Many application’s business processes allow for the upload and manipulation of data that is submitted via files. But the business process must check the files and only allow certain “approved” file types. The risk in that by allowing users to upload files, attackers may submit an unexpected file type that that could be executed and adversely impact the application of system through attacks such that may defacement the web site, perform remote commands, browse the system files, browse the local resources, attack other servers, or exploit the local vulnerabilities, just to name a few.


The application may be expecting only certain file types to be uploaded for processing, such as CSV files. The application may not validate the uploaded file by extension (for low assurance file validation) or content (high assurance file validation). This can result in unexpected results from the application, including other vulnerabilities discussed in other sections of the Test Guide.


Suppose a picture sharing application allows users to upload a .gif or .jpg graphic file to the web site. What if an attacker is able to upload an html file with a <script> tag in it or php file? The system may move the file from a temporary location to the final location where the php code can now be executed against the application or system.

Testing Method

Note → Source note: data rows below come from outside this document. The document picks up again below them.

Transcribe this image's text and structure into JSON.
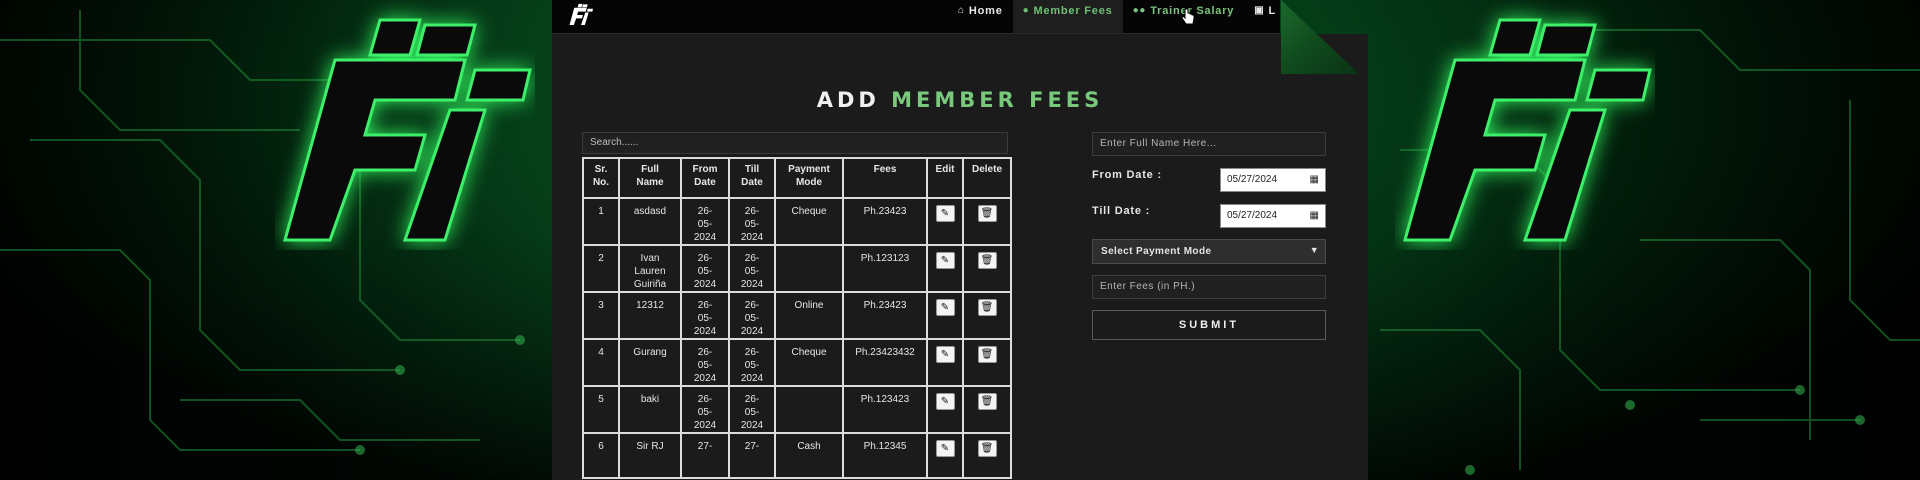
{
  "nav": {
    "items": [
      {
        "label": "Home",
        "icon": "home-icon"
      },
      {
        "label": "Member Fees",
        "icon": "user-icon"
      },
      {
        "label": "Trainer Salary",
        "icon": "users-icon"
      },
      {
        "label": "L",
        "icon": "lock-icon"
      }
    ]
  },
  "page": {
    "title_white": "ADD",
    "title_green": "MEMBER FEES",
    "accent": "#79c97d"
  },
  "search": {
    "placeholder": "Search......"
  },
  "table": {
    "headers": [
      "Sr.\nNo.",
      "Full\nName",
      "From\nDate",
      "Till\nDate",
      "Payment\nMode",
      "Fees",
      "Edit",
      "Delete"
    ],
    "rows": [
      {
        "sr": "1",
        "name": "asdasd",
        "from": "26-\n05-\n2024",
        "till": "26-\n05-\n2024",
        "mode": "Cheque",
        "fees": "Ph.23423"
      },
      {
        "sr": "2",
        "name": "Ivan\nLauren\nGuiriña",
        "from": "26-\n05-\n2024",
        "till": "26-\n05-\n2024",
        "mode": "",
        "fees": "Ph.123123"
      },
      {
        "sr": "3",
        "name": "12312",
        "from": "26-\n05-\n2024",
        "till": "26-\n05-\n2024",
        "mode": "Online",
        "fees": "Ph.23423"
      },
      {
        "sr": "4",
        "name": "Gurang",
        "from": "26-\n05-\n2024",
        "till": "26-\n05-\n2024",
        "mode": "Cheque",
        "fees": "Ph.23423432"
      },
      {
        "sr": "5",
        "name": "baki",
        "from": "26-\n05-\n2024",
        "till": "26-\n05-\n2024",
        "mode": "",
        "fees": "Ph.123423"
      },
      {
        "sr": "6",
        "name": "Sir RJ",
        "from": "27-",
        "till": "27-",
        "mode": "Cash",
        "fees": "Ph.12345"
      }
    ]
  },
  "form": {
    "name_placeholder": "Enter Full Name Here...",
    "from_label": "From Date :",
    "from_value": "05/27/2024",
    "till_label": "Till Date :",
    "till_value": "05/27/2024",
    "payment_select": "Select Payment Mode",
    "fees_placeholder": "Enter Fees (in PH.)",
    "submit_label": "SUBMIT"
  }
}
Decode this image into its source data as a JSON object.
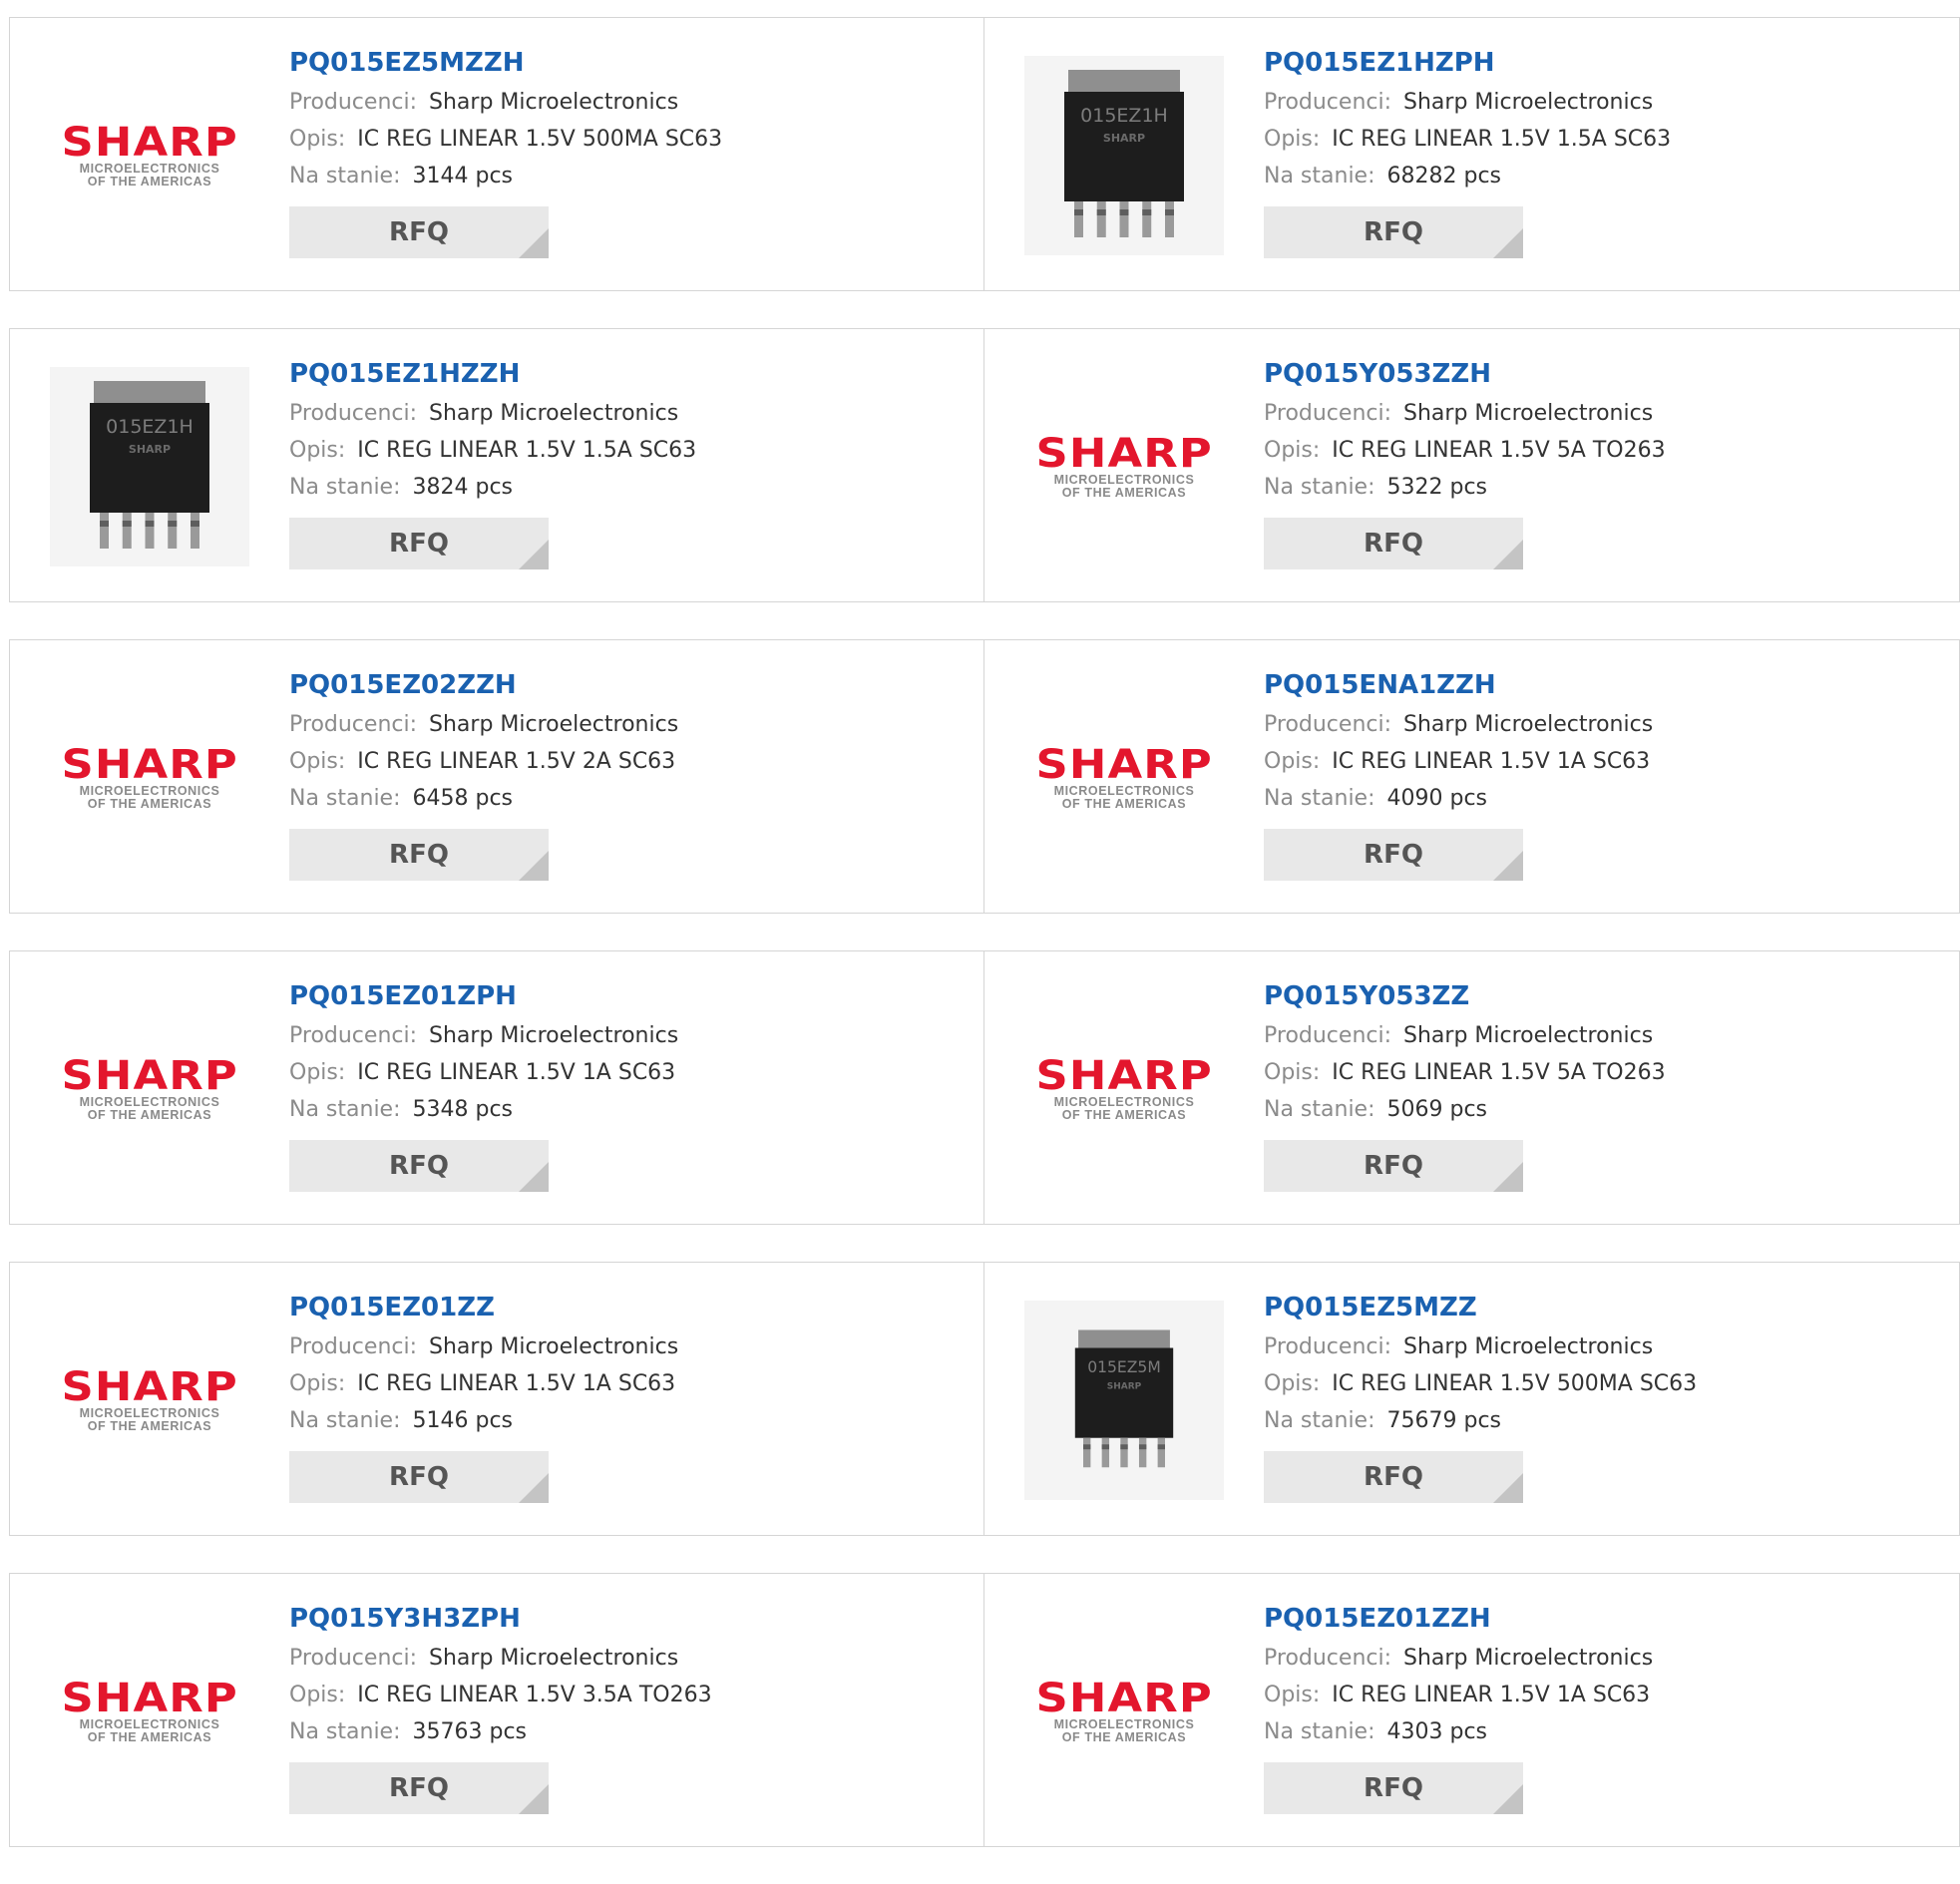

• Study the applications logical requirements. • Prepare a library of files that are “not approved” for upload that may contain files such as: o jsp o exe o html files containing script • In the application navigate to the file submission or upload mechanism • Submit the “not approved” for upload and verify that they are prevented from uploading

Test Tools


Related Test Cases

4.3.3 Test File Extensions Handling for Sensitive Information (OTG-CONFIG-003)

4.12.9 Test Upload of Malicious Files (OTG-BUSLOGIC-009)


OWASP - Unrestricted File Upload -

File upload security best practices: Block a malicious file upload -

Stop people uploading malicious PHP files via forms -

CWE-434: Unrestricted Upload of File with Dangerous Type -

Secure Programming Tips - Handling File Uploads -


Applications should be developed with mechanisms to only take in and manipulate “acceptable “files that the rest of the application functionality is ready to handle and expecting. Some specific examples include: Black or White listing of file extensions, using “Content-Type” from the header, or using a file type recognizer, all to only allow specified file types into the system.